● **WHAT IS REQUIRED**:
Copy every line of the data below exactly as given, except for the pictures.

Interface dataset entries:
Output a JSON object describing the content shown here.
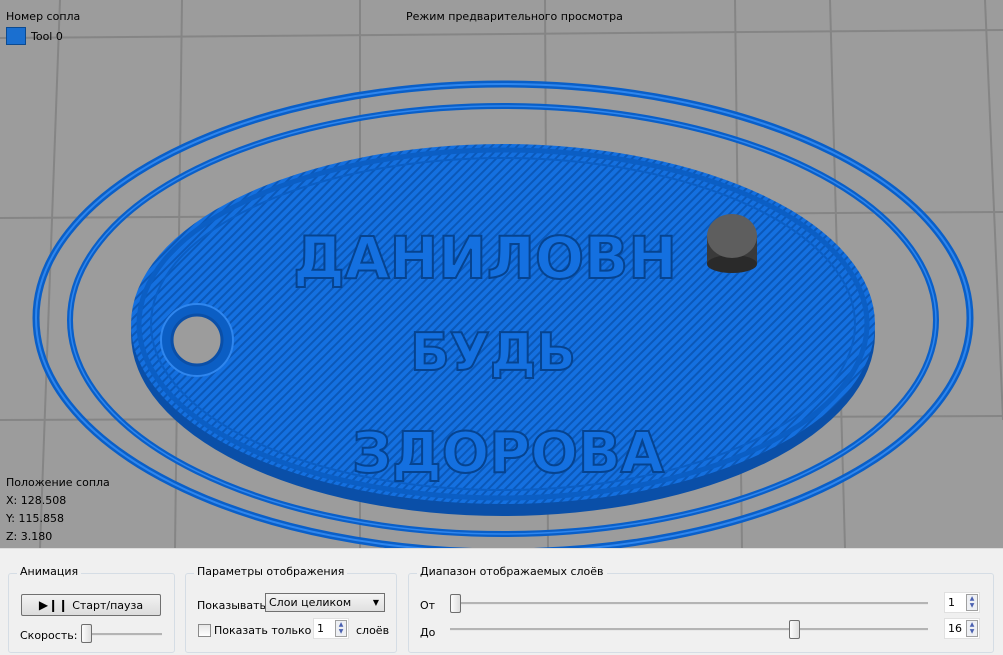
{
  "viewport": {
    "title": "Режим предварительного просмотра",
    "tool_legend_title": "Номер сопла",
    "tools": [
      {
        "label": "Tool 0",
        "color": "#1a6fd0"
      }
    ],
    "nozzle_position": {
      "title": "Положение сопла",
      "x": "X: 128.508",
      "y": "Y: 115.858",
      "z": "Z: 3.180"
    },
    "model_text": [
      "ДАНИЛОВН",
      "БУДЬ",
      "ЗДОРОВА"
    ],
    "model_color": "#0f6fe0",
    "background_color": "#9c9c9c"
  },
  "animation": {
    "title": "Анимация",
    "play_label": "Старт/пауза",
    "play_icon": "play-pause-icon",
    "speed_label": "Скорость:",
    "speed_value": 0
  },
  "display": {
    "title": "Параметры отображения",
    "show_label": "Показывать",
    "show_value": "Слои целиком",
    "only_label": "Показать только",
    "only_checked": false,
    "only_count": "1",
    "layers_label": "слоёв"
  },
  "range": {
    "title": "Диапазон отображаемых слоёв",
    "from_label": "От",
    "from_value": "1",
    "to_label": "До",
    "to_value": "16"
  }
}
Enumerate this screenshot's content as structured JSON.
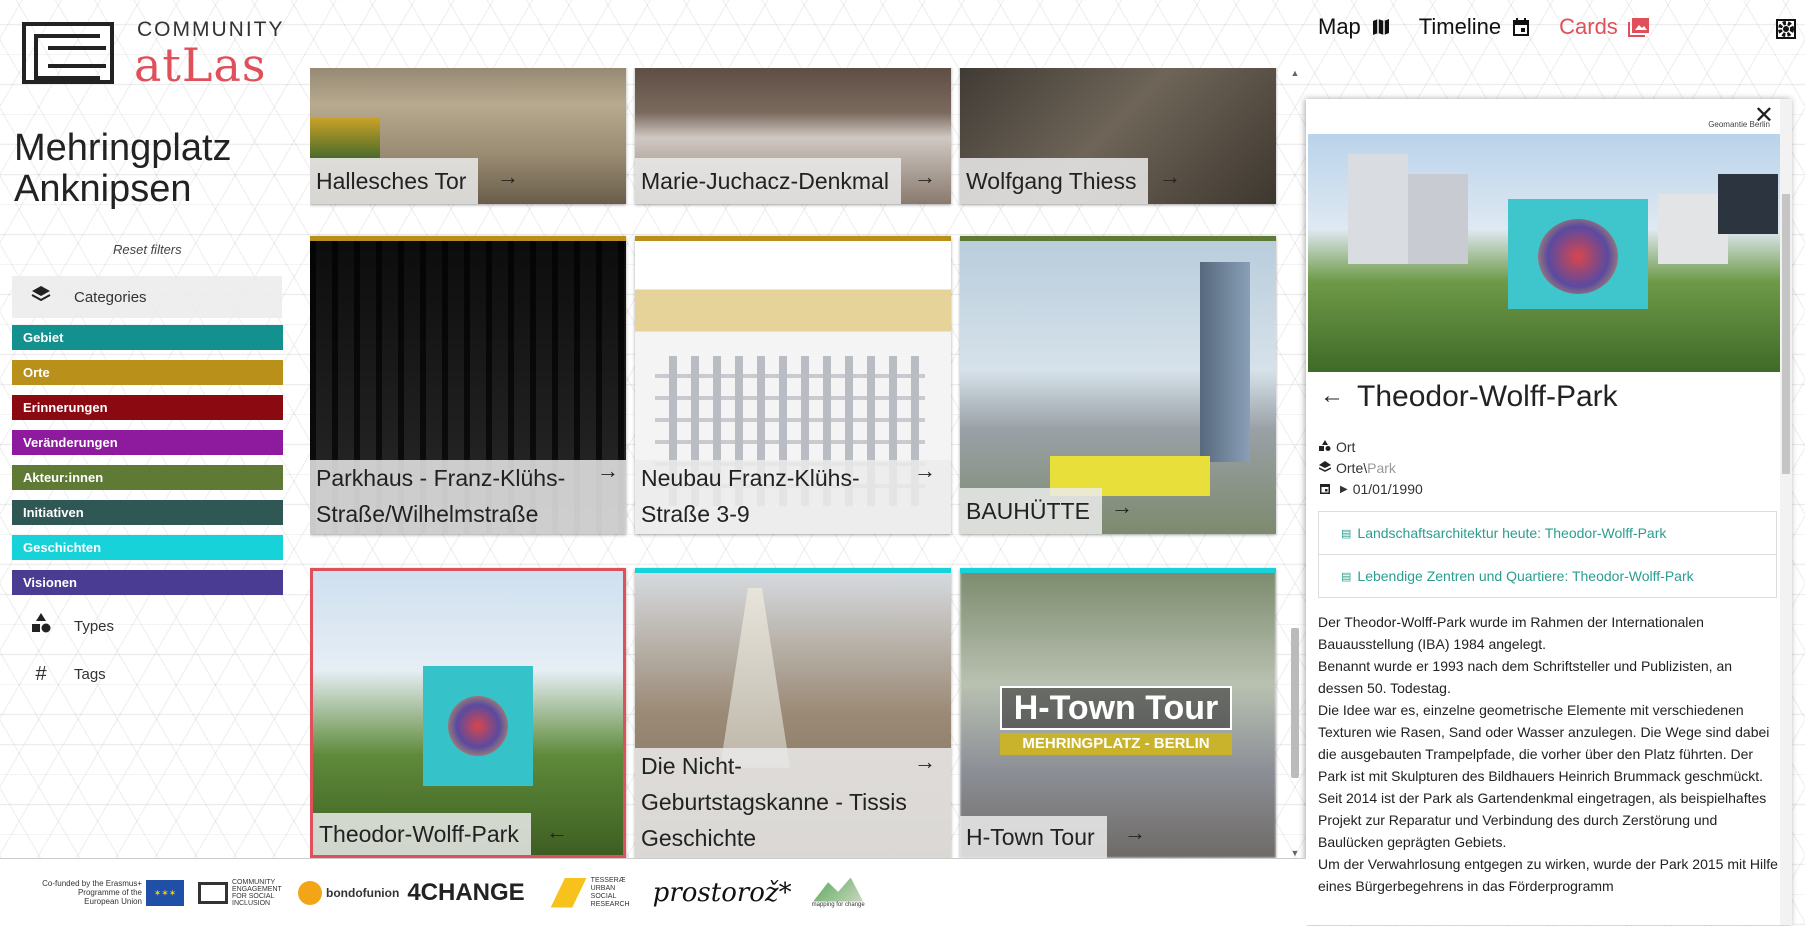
{
  "logo": {
    "community": "COMMUNITY",
    "atlas": "atLas"
  },
  "sidebar": {
    "title_line1": "Mehringplatz",
    "title_line2": "Anknipsen",
    "reset": "Reset filters",
    "categories_label": "Categories",
    "categories": [
      {
        "label": "Gebiet",
        "color": "#13918f"
      },
      {
        "label": "Orte",
        "color": "#b8901a"
      },
      {
        "label": "Erinnerungen",
        "color": "#8b0a12"
      },
      {
        "label": "Veränderungen",
        "color": "#8e1a9e"
      },
      {
        "label": "Akteur:innen",
        "color": "#5e7a35"
      },
      {
        "label": "Initiativen",
        "color": "#2f5754"
      },
      {
        "label": "Geschichten",
        "color": "#17d2d9"
      },
      {
        "label": "Visionen",
        "color": "#4a3b93"
      }
    ],
    "types_label": "Types",
    "tags_label": "Tags"
  },
  "nav": {
    "map": "Map",
    "timeline": "Timeline",
    "cards": "Cards",
    "active_color": "#e0505a"
  },
  "cards": [
    {
      "title": "Hallesches Tor"
    },
    {
      "title": "Marie-Juchacz-Denkmal"
    },
    {
      "title": "Wolfgang Thiess"
    },
    {
      "title_line1": "Parkhaus - Franz-Klühs-",
      "title_line2": "Straße/Wilhelmstraße",
      "bar_color": "#b8901a"
    },
    {
      "title_line1": "Neubau Franz-Klühs-",
      "title_line2": "Straße 3-9",
      "bar_color": "#b8901a"
    },
    {
      "title": "BAUHÜTTE",
      "bar_color": "#5e7a35"
    },
    {
      "title": "Theodor-Wolff-Park",
      "border_color": "#e0505a"
    },
    {
      "title_line1": "Die Nicht-",
      "title_line2": "Geburtstagskanne - Tissis",
      "title_line3": "Geschichte",
      "bar_color": "#17d2d9"
    },
    {
      "title": "H-Town Tour",
      "bar_color": "#17d2d9",
      "banner_line1": "H-Town Tour",
      "banner_line2": "MEHRINGPLATZ - BERLIN"
    }
  ],
  "panel": {
    "credit": "Geomantie Berlin",
    "title": "Theodor-Wolff-Park",
    "type": "Ort",
    "category_parent": "Orte",
    "category_sep": "\\",
    "category_child": "Park",
    "date": "01/01/1990",
    "links": [
      "Landschaftsarchitektur heute: Theodor-Wolff-Park",
      "Lebendige Zentren und Quartiere: Theodor-Wolff-Park"
    ],
    "description": [
      "Der Theodor-Wolff-Park wurde im Rahmen der Internationalen Bauausstellung (IBA) 1984 angelegt.",
      "Benannt wurde er 1993 nach dem Schriftsteller und Publizisten, an dessen 50. Todestag.",
      "Die Idee war es, einzelne geometrische Elemente mit verschiedenen Texturen wie Rasen, Sand oder Wasser anzulegen. Die Wege sind dabei die ausgebauten Trampelpfade, die vorher über den Platz führten. Der Park ist mit Skulpturen des Bildhauers Heinrich Brummack geschmückt.",
      "Seit 2014 ist der Park als Gartendenkmal eingetragen, als beispielhaftes Projekt zur Reparatur und Verbindung des durch Zerstörung und Baulücken geprägten Gebiets.",
      "Um der Verwahrlosung entgegen zu wirken, wurde der Park 2015 mit Hilfe eines Bürgerbegehrens in das Förderprogramm"
    ]
  },
  "footer": {
    "eu": "Co-funded by the Erasmus+ Programme of the European Union",
    "partner2": "COMMUNITY ENGAGEMENT FOR SOCIAL INCLUSION",
    "bondofunion": "bondofunion",
    "change": "4CHANGE",
    "tesserae": "TESSERÆ URBAN SOCIAL RESEARCH",
    "prostoroz": "prostorož*",
    "mapping": "mapping for change"
  }
}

● **WRITTEN RESPONSE**:
Output a JSON object describing the content shown here.
{
  "viewport": {
    "title": "Режим предварительного просмотра",
    "tool_legend_title": "Номер сопла",
    "tools": [
      {
        "label": "Tool 0",
        "color": "#1a6fd0"
      }
    ],
    "nozzle_position": {
      "title": "Положение сопла",
      "x": "X: 128.508",
      "y": "Y: 115.858",
      "z": "Z: 3.180"
    },
    "model_text": [
      "ДАНИЛОВН",
      "БУДЬ",
      "ЗДОРОВА"
    ],
    "model_color": "#0f6fe0",
    "background_color": "#9c9c9c"
  },
  "animation": {
    "title": "Анимация",
    "play_label": "Старт/пауза",
    "play_icon": "play-pause-icon",
    "speed_label": "Скорость:",
    "speed_value": 0
  },
  "display": {
    "title": "Параметры отображения",
    "show_label": "Показывать",
    "show_value": "Слои целиком",
    "only_label": "Показать только",
    "only_checked": false,
    "only_count": "1",
    "layers_label": "слоёв"
  },
  "range": {
    "title": "Диапазон отображаемых слоёв",
    "from_label": "От",
    "from_value": "1",
    "to_label": "До",
    "to_value": "16"
  }
}
Enumerate this screenshot's content as structured JSON.
{
  "logo": {
    "community": "COMMUNITY",
    "atlas": "atLas"
  },
  "sidebar": {
    "title_line1": "Mehringplatz",
    "title_line2": "Anknipsen",
    "reset": "Reset filters",
    "categories_label": "Categories",
    "categories": [
      {
        "label": "Gebiet",
        "color": "#13918f"
      },
      {
        "label": "Orte",
        "color": "#b8901a"
      },
      {
        "label": "Erinnerungen",
        "color": "#8b0a12"
      },
      {
        "label": "Veränderungen",
        "color": "#8e1a9e"
      },
      {
        "label": "Akteur:innen",
        "color": "#5e7a35"
      },
      {
        "label": "Initiativen",
        "color": "#2f5754"
      },
      {
        "label": "Geschichten",
        "color": "#17d2d9"
      },
      {
        "label": "Visionen",
        "color": "#4a3b93"
      }
    ],
    "types_label": "Types",
    "tags_label": "Tags"
  },
  "nav": {
    "map": "Map",
    "timeline": "Timeline",
    "cards": "Cards",
    "active_color": "#e0505a"
  },
  "cards": [
    {
      "title": "Hallesches Tor"
    },
    {
      "title": "Marie-Juchacz-Denkmal"
    },
    {
      "title": "Wolfgang Thiess"
    },
    {
      "title_line1": "Parkhaus - Franz-Klühs-",
      "title_line2": "Straße/Wilhelmstraße",
      "bar_color": "#b8901a"
    },
    {
      "title_line1": "Neubau Franz-Klühs-",
      "title_line2": "Straße 3-9",
      "bar_color": "#b8901a"
    },
    {
      "title": "BAUHÜTTE",
      "bar_color": "#5e7a35"
    },
    {
      "title": "Theodor-Wolff-Park",
      "border_color": "#e0505a"
    },
    {
      "title_line1": "Die Nicht-",
      "title_line2": "Geburtstagskanne - Tissis",
      "title_line3": "Geschichte",
      "bar_color": "#17d2d9"
    },
    {
      "title": "H-Town Tour",
      "bar_color": "#17d2d9",
      "banner_line1": "H-Town Tour",
      "banner_line2": "MEHRINGPLATZ - BERLIN"
    }
  ],
  "panel": {
    "credit": "Geomantie Berlin",
    "title": "Theodor-Wolff-Park",
    "type": "Ort",
    "category_parent": "Orte",
    "category_sep": "\\",
    "category_child": "Park",
    "date": "01/01/1990",
    "links": [
      "Landschaftsarchitektur heute: Theodor-Wolff-Park",
      "Lebendige Zentren und Quartiere: Theodor-Wolff-Park"
    ],
    "description": [
      "Der Theodor-Wolff-Park wurde im Rahmen der Internationalen Bauausstellung (IBA) 1984 angelegt.",
      "Benannt wurde er 1993 nach dem Schriftsteller und Publizisten, an dessen 50. Todestag.",
      "Die Idee war es, einzelne geometrische Elemente mit verschiedenen Texturen wie Rasen, Sand oder Wasser anzulegen. Die Wege sind dabei die ausgebauten Trampelpfade, die vorher über den Platz führten. Der Park ist mit Skulpturen des Bildhauers Heinrich Brummack geschmückt.",
      "Seit 2014 ist der Park als Gartendenkmal eingetragen, als beispielhaftes Projekt zur Reparatur und Verbindung des durch Zerstörung und Baulücken geprägten Gebiets.",
      "Um der Verwahrlosung entgegen zu wirken, wurde der Park 2015 mit Hilfe eines Bürgerbegehrens in das Förderprogramm"
    ]
  },
  "footer": {
    "eu": "Co-funded by the Erasmus+ Programme of the European Union",
    "partner2": "COMMUNITY ENGAGEMENT FOR SOCIAL INCLUSION",
    "bondofunion": "bondofunion",
    "change": "4CHANGE",
    "tesserae": "TESSERÆ URBAN SOCIAL RESEARCH",
    "prostoroz": "prostorož*",
    "mapping": "mapping for change"
  }
}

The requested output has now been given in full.